** Opening SOURCE DATA block **
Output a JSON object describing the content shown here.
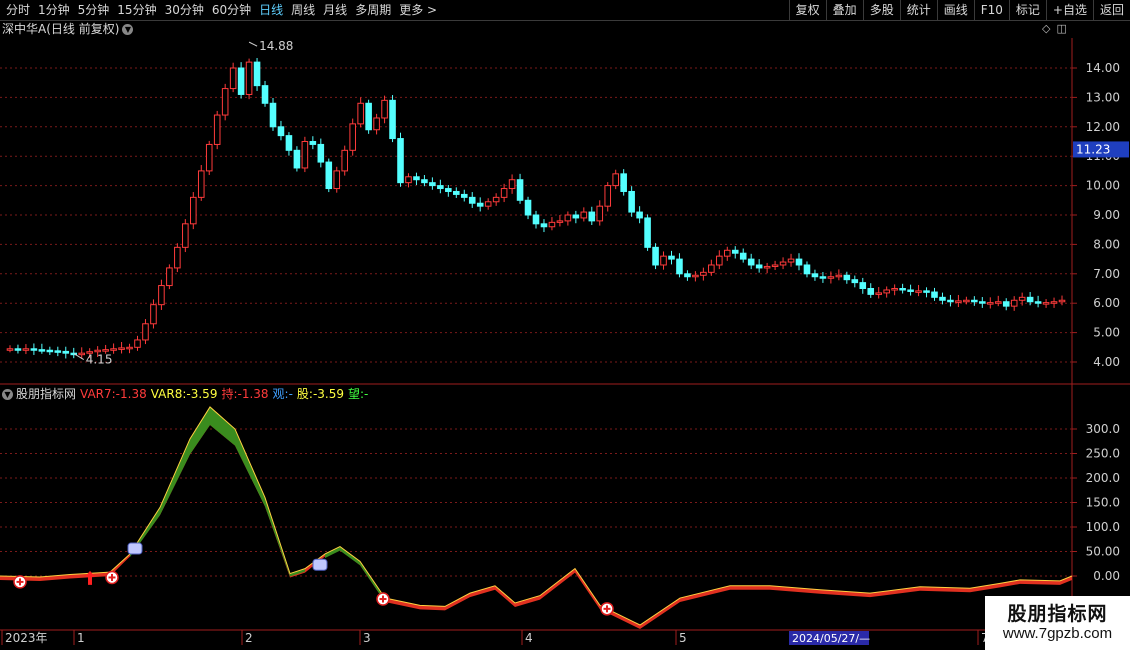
{
  "toolbar": {
    "period_tabs": [
      "分时",
      "1分钟",
      "5分钟",
      "15分钟",
      "30分钟",
      "60分钟",
      "日线",
      "周线",
      "月线",
      "多周期",
      "更多 >"
    ],
    "active_tab": "日线",
    "right_buttons": [
      "复权",
      "叠加",
      "多股",
      "统计",
      "画线",
      "F10",
      "标记",
      "+自选",
      "返回"
    ]
  },
  "main_chart": {
    "title": "深中华A(日线 前复权)",
    "price_ticks": [
      "14.00",
      "13.00",
      "12.00",
      "11.00",
      "10.00",
      "9.00",
      "8.00",
      "7.00",
      "6.00",
      "5.00",
      "4.00"
    ],
    "current_price_label": "11.23",
    "high_label": "14.88",
    "low_label": "4.15"
  },
  "indicator": {
    "name": "股朋指标网",
    "values": [
      {
        "label": "VAR7:",
        "value": "-1.38",
        "color": "#ff3b3b"
      },
      {
        "label": "VAR8:",
        "value": "-3.59",
        "color": "#ffff40"
      },
      {
        "label": "持:",
        "value": "-1.38",
        "color": "#ff3b3b"
      },
      {
        "label": "观:",
        "value": "-",
        "color": "#40a0ff"
      },
      {
        "label": "股:",
        "value": "-3.59",
        "color": "#ffff40"
      },
      {
        "label": "望:",
        "value": "-",
        "color": "#40ff40"
      }
    ],
    "ticks": [
      "300.0",
      "250.0",
      "200.0",
      "150.0",
      "100.0",
      "50.00",
      "0.00"
    ]
  },
  "time_axis": {
    "labels": [
      "2023年",
      "1",
      "2",
      "3",
      "4",
      "5",
      "7"
    ],
    "cursor_date": "2024/05/27/—"
  },
  "watermark": {
    "title": "股朋指标网",
    "url": "www.7gpzb.com"
  },
  "colors": {
    "up": "#ff3b3b",
    "down": "#54ffff",
    "grid": "#7a1a1a",
    "axis": "#a01e1e"
  }
}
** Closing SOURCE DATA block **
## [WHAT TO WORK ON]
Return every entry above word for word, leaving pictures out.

## [YOUR RESPONSE]
Output a JSON object describing the content shown here.
{
  "toolbar": {
    "period_tabs": [
      "分时",
      "1分钟",
      "5分钟",
      "15分钟",
      "30分钟",
      "60分钟",
      "日线",
      "周线",
      "月线",
      "多周期",
      "更多 >"
    ],
    "active_tab": "日线",
    "right_buttons": [
      "复权",
      "叠加",
      "多股",
      "统计",
      "画线",
      "F10",
      "标记",
      "+自选",
      "返回"
    ]
  },
  "main_chart": {
    "title": "深中华A(日线 前复权)",
    "price_ticks": [
      "14.00",
      "13.00",
      "12.00",
      "11.00",
      "10.00",
      "9.00",
      "8.00",
      "7.00",
      "6.00",
      "5.00",
      "4.00"
    ],
    "current_price_label": "11.23",
    "high_label": "14.88",
    "low_label": "4.15"
  },
  "indicator": {
    "name": "股朋指标网",
    "values": [
      {
        "label": "VAR7:",
        "value": "-1.38",
        "color": "#ff3b3b"
      },
      {
        "label": "VAR8:",
        "value": "-3.59",
        "color": "#ffff40"
      },
      {
        "label": "持:",
        "value": "-1.38",
        "color": "#ff3b3b"
      },
      {
        "label": "观:",
        "value": "-",
        "color": "#40a0ff"
      },
      {
        "label": "股:",
        "value": "-3.59",
        "color": "#ffff40"
      },
      {
        "label": "望:",
        "value": "-",
        "color": "#40ff40"
      }
    ],
    "ticks": [
      "300.0",
      "250.0",
      "200.0",
      "150.0",
      "100.0",
      "50.00",
      "0.00"
    ]
  },
  "time_axis": {
    "labels": [
      "2023年",
      "1",
      "2",
      "3",
      "4",
      "5",
      "7"
    ],
    "cursor_date": "2024/05/27/—"
  },
  "watermark": {
    "title": "股朋指标网",
    "url": "www.7gpzb.com"
  },
  "colors": {
    "up": "#ff3b3b",
    "down": "#54ffff",
    "grid": "#7a1a1a",
    "axis": "#a01e1e"
  }
}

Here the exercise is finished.